I’m not talking startled by your teddy bear casting a lumpy, monstrous shadow against your bedroom wall for a split second, or the sense of mild panic that came when you were briefly separated from your mom at JC Penney’s. I’m talking real terror: stomach clenching, oh shit there are things out there that mean to do me harm fear, the kind that might be enough to plant the tiniest seed of doubt that your parents will always keep you safe.
For me, it was while watching Tobe Hooper’s TV movie adaptation of Salem’s Lot. Airing in November of 1979, I would have been all of seven years old at the time, just the perfect age for dark things to latch onto your subconscious and never let go.
The image of Ralphie hovering outside his brother’s bedroom window stuck with me for years. A little touch of Mandela Effect made me remember that he talks, but he doesn’t — that’s actually a similar scene involving a different character later in the movie. Watching it again as an adult, it is, if anything, even creepier because he doesn’t speak; he simply floats and scratches at the window, a horrifying, predatory grin on his face. What’s even more unsettling than that is how easily his brother, Danny, gives in and welcomes him in with a smile. If you have to invite a vampire into your house, you might as well be polite about it, after all. Now, obviously, I’m not the first to mention how effectively chilling this scene is. It inspired scenes in Fright Night and The Lost Boys, and was even parodied in a Simpsons “Treehouse of Horror” episode. But it begs the question: is it merely a fluke standout moment in an otherwise unmemorable '70s TV movie?

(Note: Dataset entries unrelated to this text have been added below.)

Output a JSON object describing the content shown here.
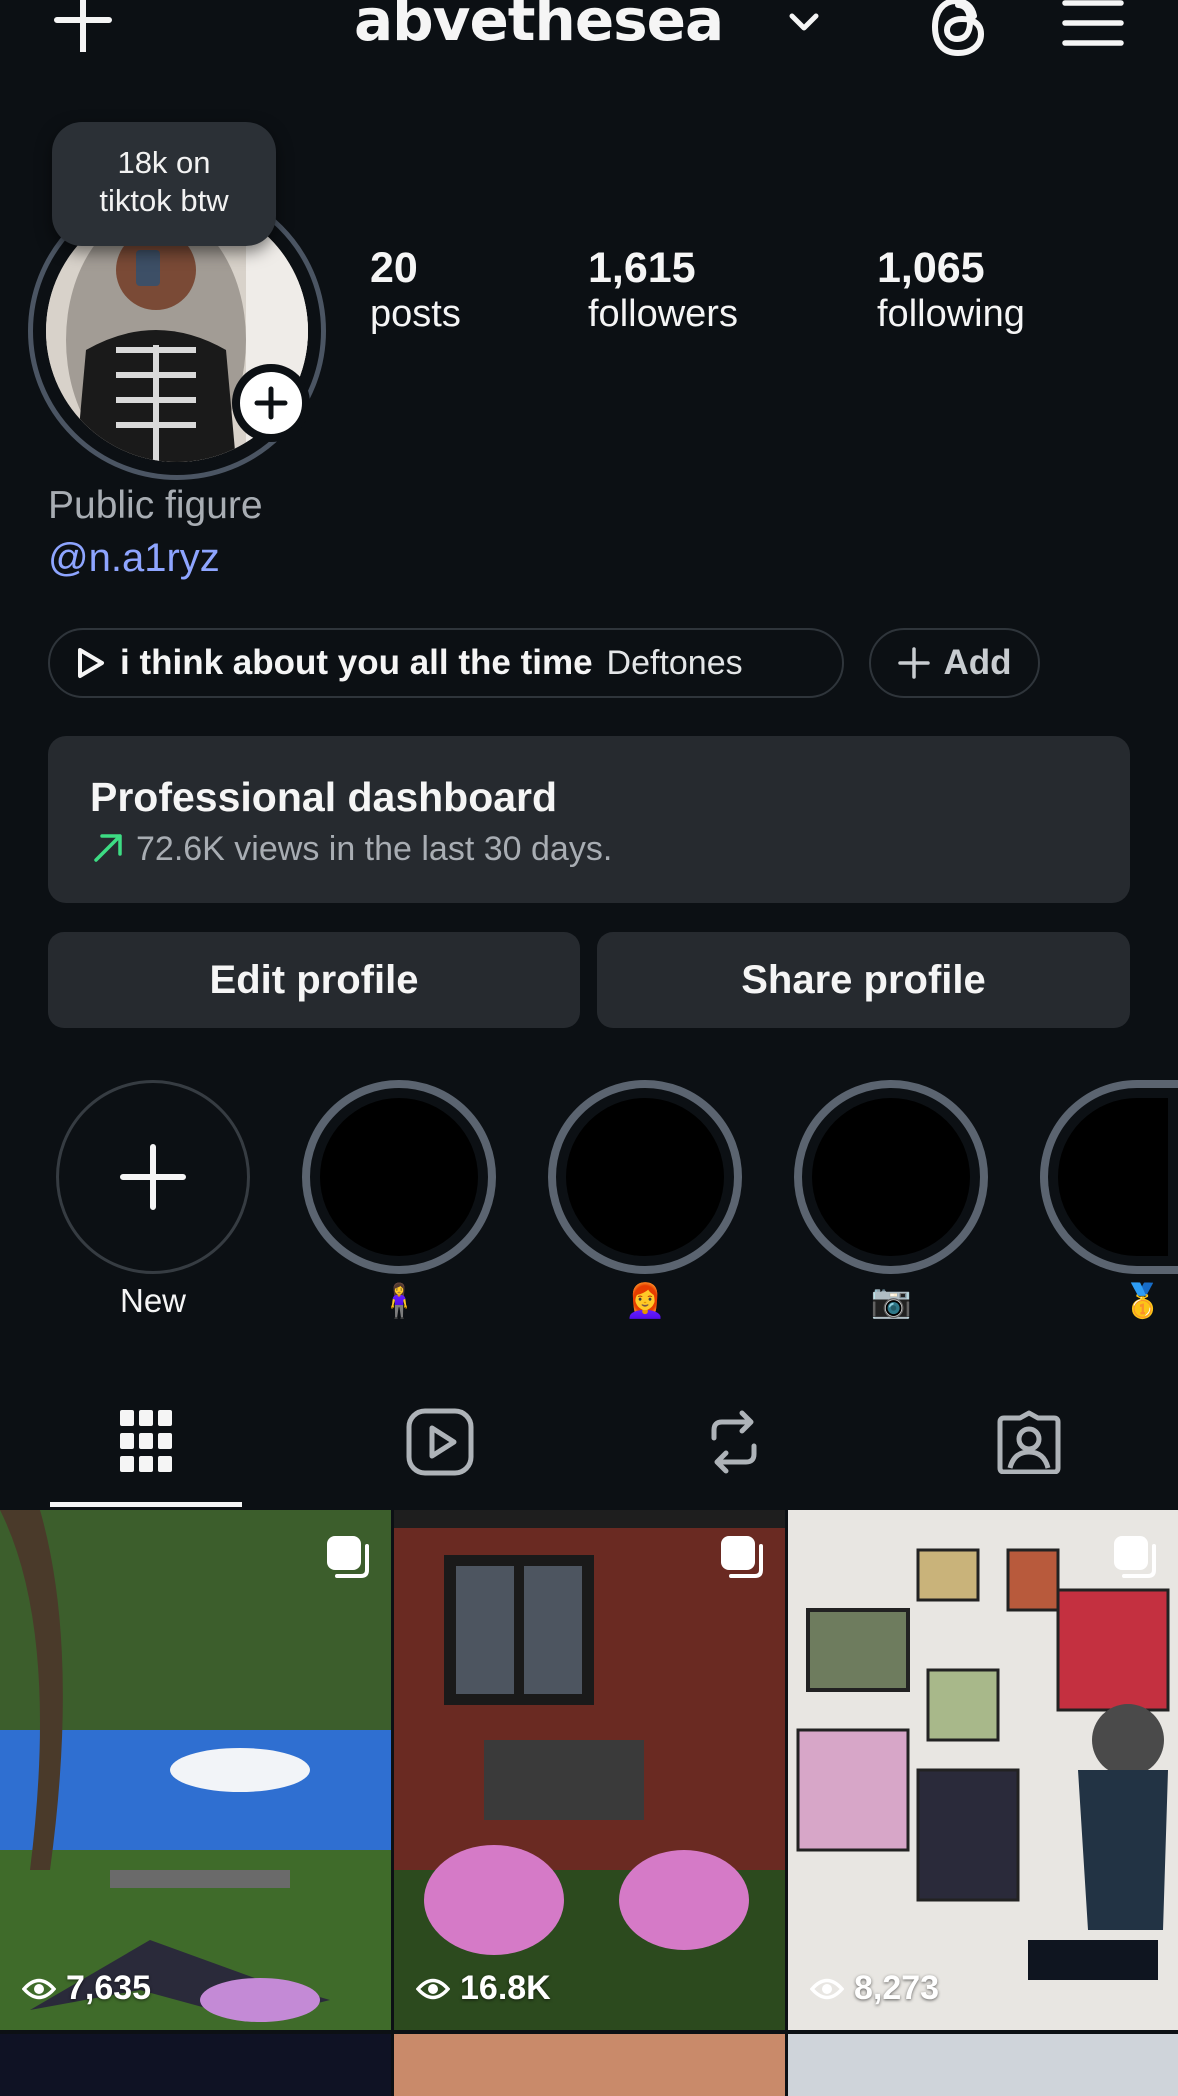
{
  "header": {
    "username": "abvethesea"
  },
  "profile": {
    "note": "18k on\ntiktok btw",
    "stats": [
      {
        "value": "20",
        "label": "posts"
      },
      {
        "value": "1,615",
        "label": "followers"
      },
      {
        "value": "1,065",
        "label": "following"
      }
    ],
    "category": "Public figure",
    "handle": "@n.a1ryz"
  },
  "music": {
    "song": "i think about you all the time",
    "artist": "Deftones",
    "add_label": "Add"
  },
  "dashboard": {
    "title": "Professional dashboard",
    "subtitle": "72.6K views in the last 30 days.",
    "accent": "#3ddc84"
  },
  "buttons": {
    "edit": "Edit profile",
    "share": "Share profile"
  },
  "highlights": [
    {
      "label": "New"
    },
    {
      "label": "🧍‍♀️"
    },
    {
      "label": "👩‍🦰"
    },
    {
      "label": "📷"
    },
    {
      "label": "🥇"
    }
  ],
  "tabs": [
    "grid-icon",
    "reels-icon",
    "reposts-icon",
    "tagged-icon"
  ],
  "posts": [
    {
      "views": "7,635"
    },
    {
      "views": "16.8K"
    },
    {
      "views": "8,273"
    }
  ],
  "colors": {
    "background": "#0c1014",
    "card": "#262a2f",
    "link": "#8ea5ff"
  }
}
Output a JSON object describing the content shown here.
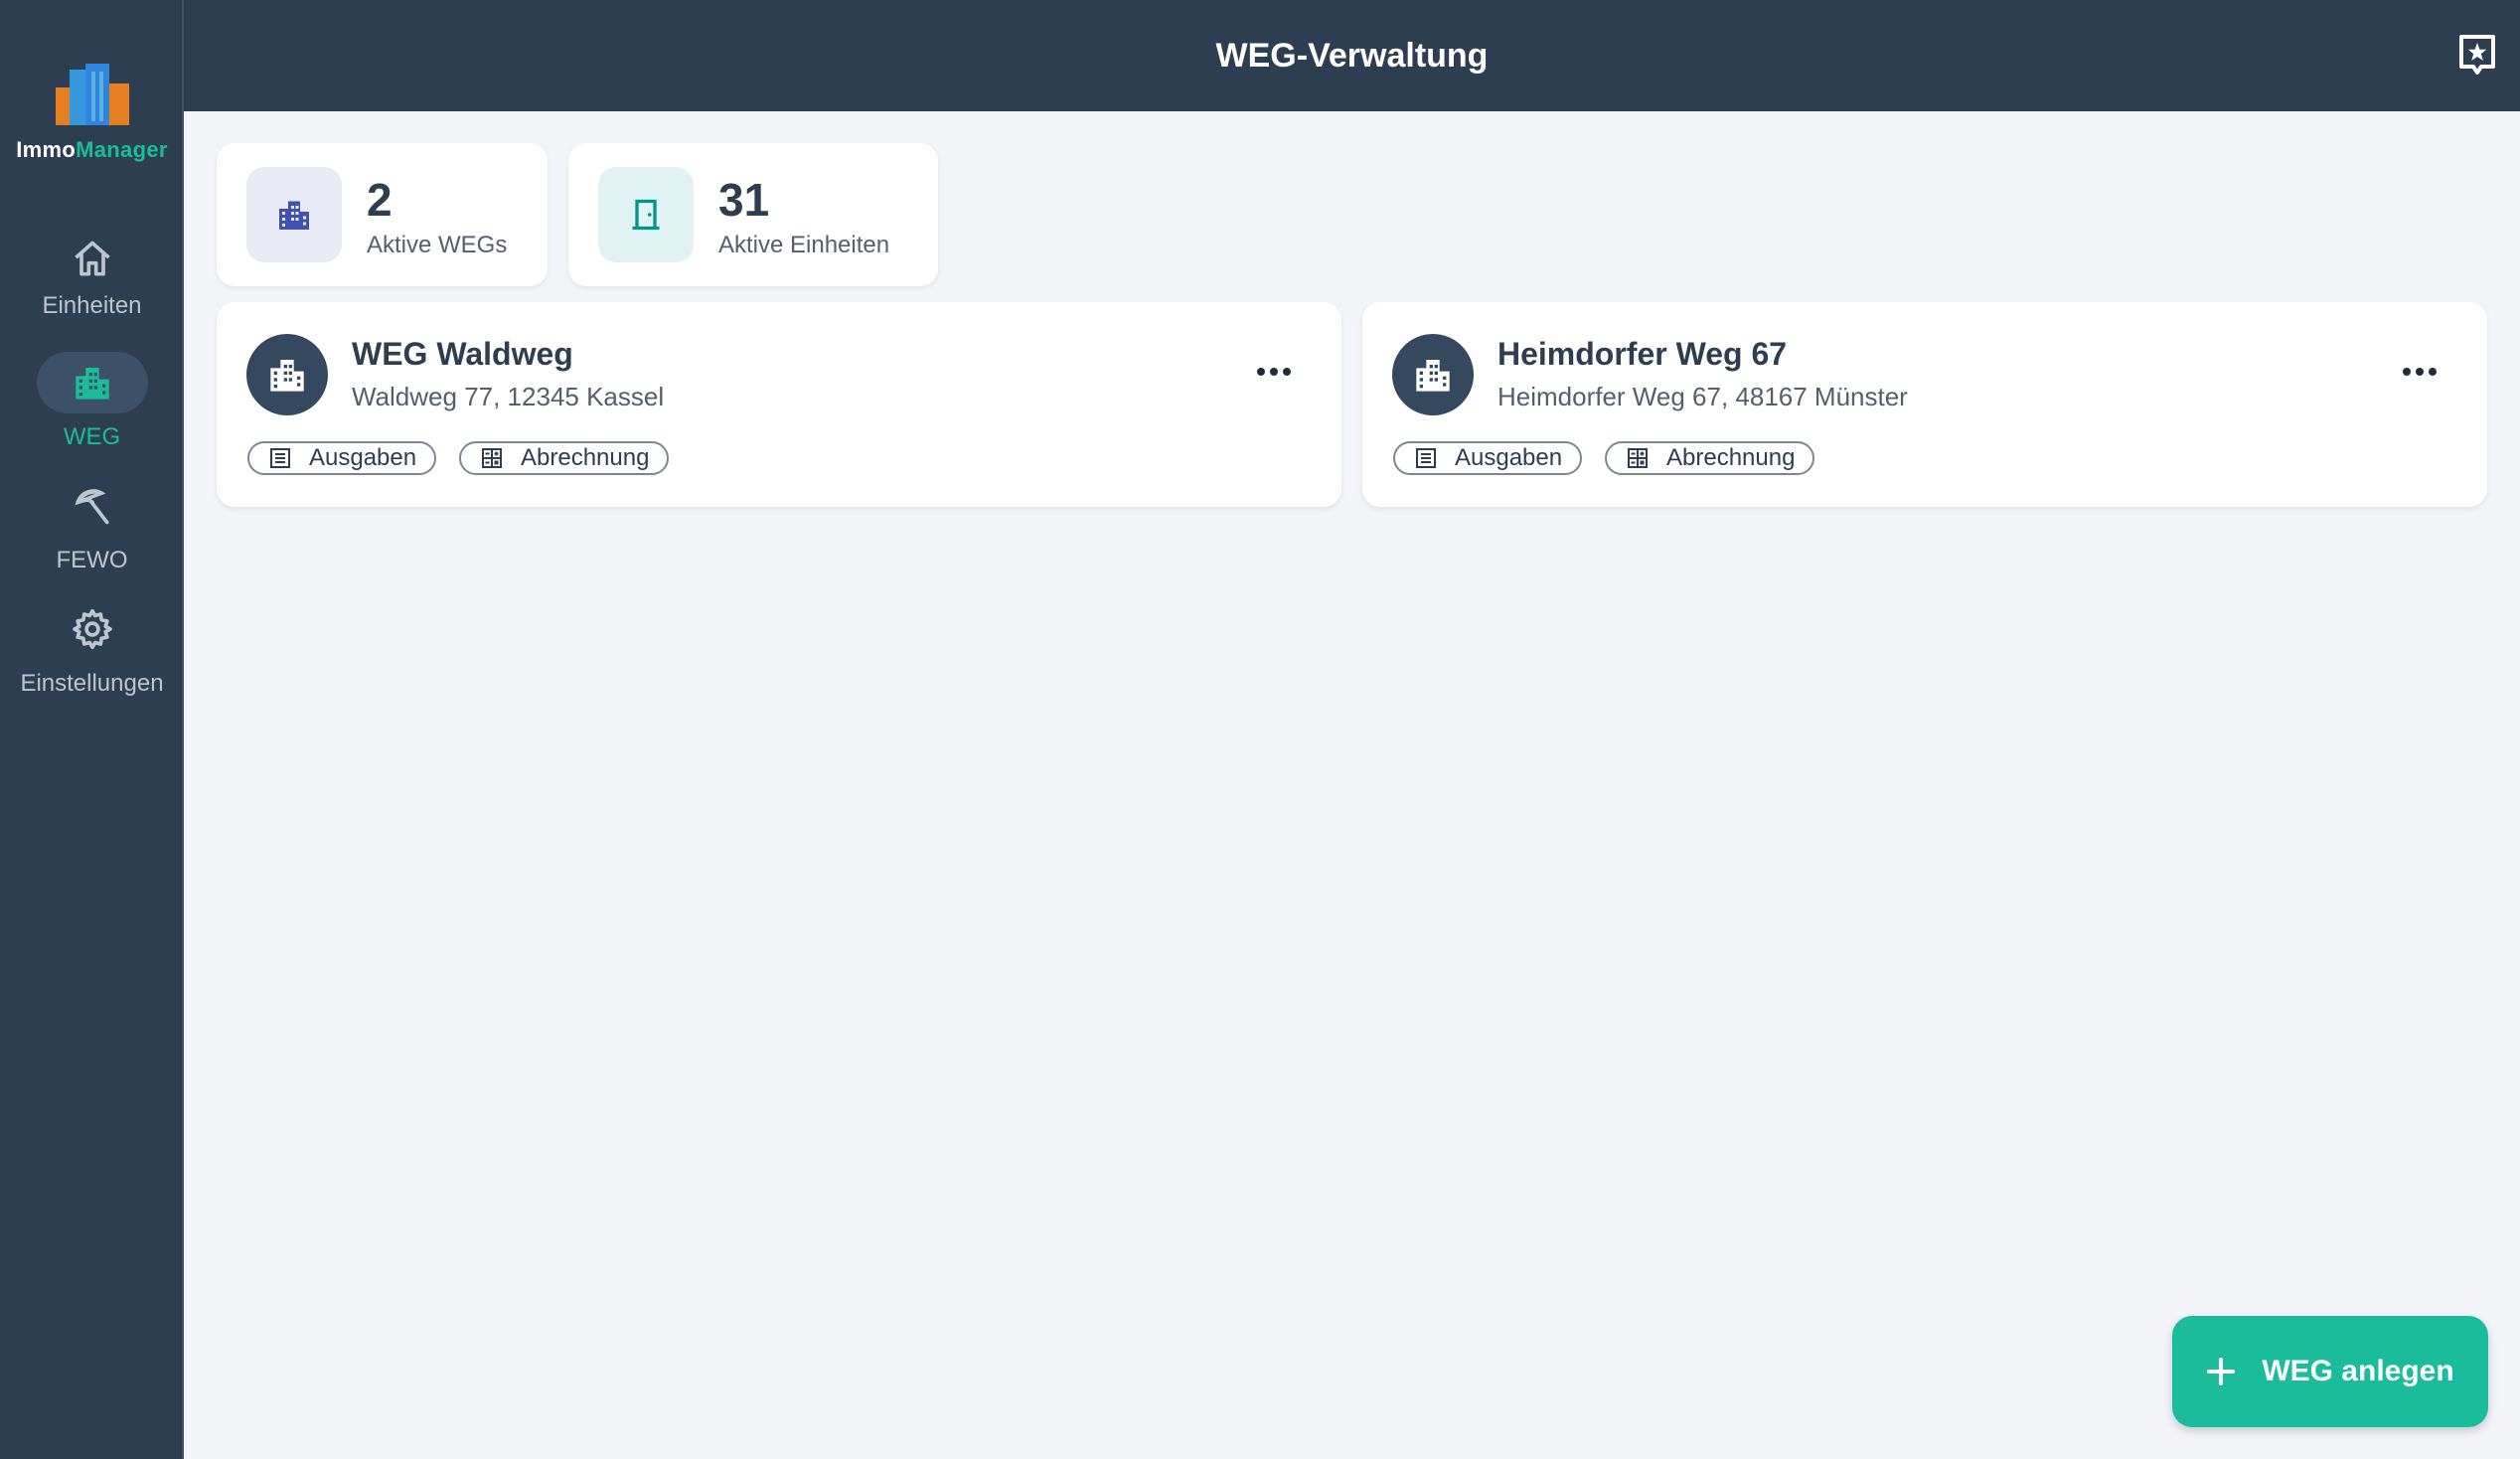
{
  "app": {
    "brand_part1": "Immo",
    "brand_part2": "Manager"
  },
  "sidebar": {
    "items": [
      {
        "label": "Einheiten",
        "icon": "home-icon",
        "active": false
      },
      {
        "label": "WEG",
        "icon": "buildings-icon",
        "active": true
      },
      {
        "label": "FEWO",
        "icon": "beach-umbrella-icon",
        "active": false
      },
      {
        "label": "Einstellungen",
        "icon": "gear-icon",
        "active": false
      }
    ]
  },
  "header": {
    "title": "WEG-Verwaltung",
    "action_icon": "add-to-home-icon"
  },
  "stats": [
    {
      "value": "2",
      "label": "Aktive WEGs",
      "icon": "apartment-icon",
      "color": "#3f51b5"
    },
    {
      "value": "31",
      "label": "Aktive Einheiten",
      "icon": "door-icon",
      "color": "#009688"
    }
  ],
  "wegs": [
    {
      "name": "WEG Waldweg",
      "address": "Waldweg 77, 12345 Kassel",
      "chips": [
        "Ausgaben",
        "Abrechnung"
      ]
    },
    {
      "name": "Heimdorfer Weg 67",
      "address": "Heimdorfer Weg 67, 48167 Münster",
      "chips": [
        "Ausgaben",
        "Abrechnung"
      ]
    }
  ],
  "fab": {
    "label": "WEG anlegen"
  },
  "colors": {
    "primary": "#2c3e50",
    "accent": "#1abc9c",
    "background": "#f3f5f9"
  }
}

Though Ralphie Glick just chilling outside his brother’s bedroom window is certainly the most memorable scene in the movie, it’s not necessarily the scariest. That would be in the second half of the miniseries, when groundskeeper Mike Ryerson (played by the late, great character actor Geoffrey Lewis) shows up in the house of kindly senior citizen schoolteacher Matt Burke (Lew Ayres). The scene is a masterwork in using mostly silence to chilling effect – Mike’s voice never raises above a grotesque, otherworldly hiss – not to mention some sort of damn clever practical effect that makes it look like his eyes are glowing.